Task requirements
The answer must be every line of the records below that contains the word "consequat".

Data records for software interfaces
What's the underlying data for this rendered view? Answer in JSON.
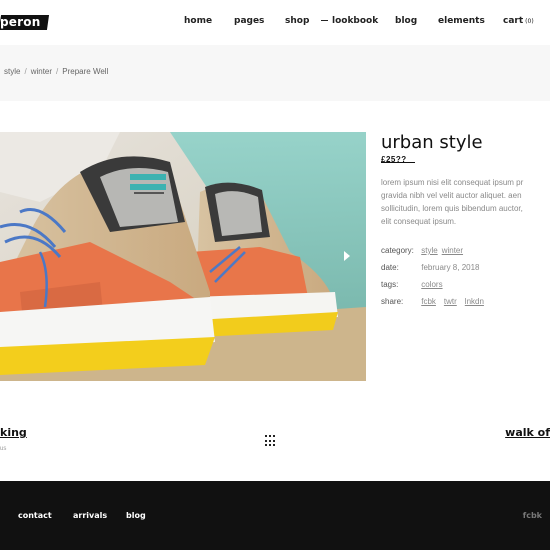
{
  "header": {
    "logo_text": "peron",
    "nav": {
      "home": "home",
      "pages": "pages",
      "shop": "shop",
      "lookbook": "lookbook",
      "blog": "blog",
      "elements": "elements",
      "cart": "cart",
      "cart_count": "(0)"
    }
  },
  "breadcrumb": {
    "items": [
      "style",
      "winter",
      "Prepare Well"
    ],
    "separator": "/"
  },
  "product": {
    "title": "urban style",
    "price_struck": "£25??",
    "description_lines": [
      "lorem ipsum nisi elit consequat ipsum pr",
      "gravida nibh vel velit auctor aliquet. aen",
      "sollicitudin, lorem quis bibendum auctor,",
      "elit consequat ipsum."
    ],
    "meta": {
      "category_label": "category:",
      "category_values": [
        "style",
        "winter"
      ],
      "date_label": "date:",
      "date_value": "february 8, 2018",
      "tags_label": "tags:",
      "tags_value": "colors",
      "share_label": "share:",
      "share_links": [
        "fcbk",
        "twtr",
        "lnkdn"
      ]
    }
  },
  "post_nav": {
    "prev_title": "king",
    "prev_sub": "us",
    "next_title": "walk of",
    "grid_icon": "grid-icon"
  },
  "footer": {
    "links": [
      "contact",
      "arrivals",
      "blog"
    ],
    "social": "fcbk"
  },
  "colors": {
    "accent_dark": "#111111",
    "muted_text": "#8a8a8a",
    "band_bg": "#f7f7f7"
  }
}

Task answer
      "lorem ipsum nisi elit consequat ipsum pr",
      "elit consequat ipsum."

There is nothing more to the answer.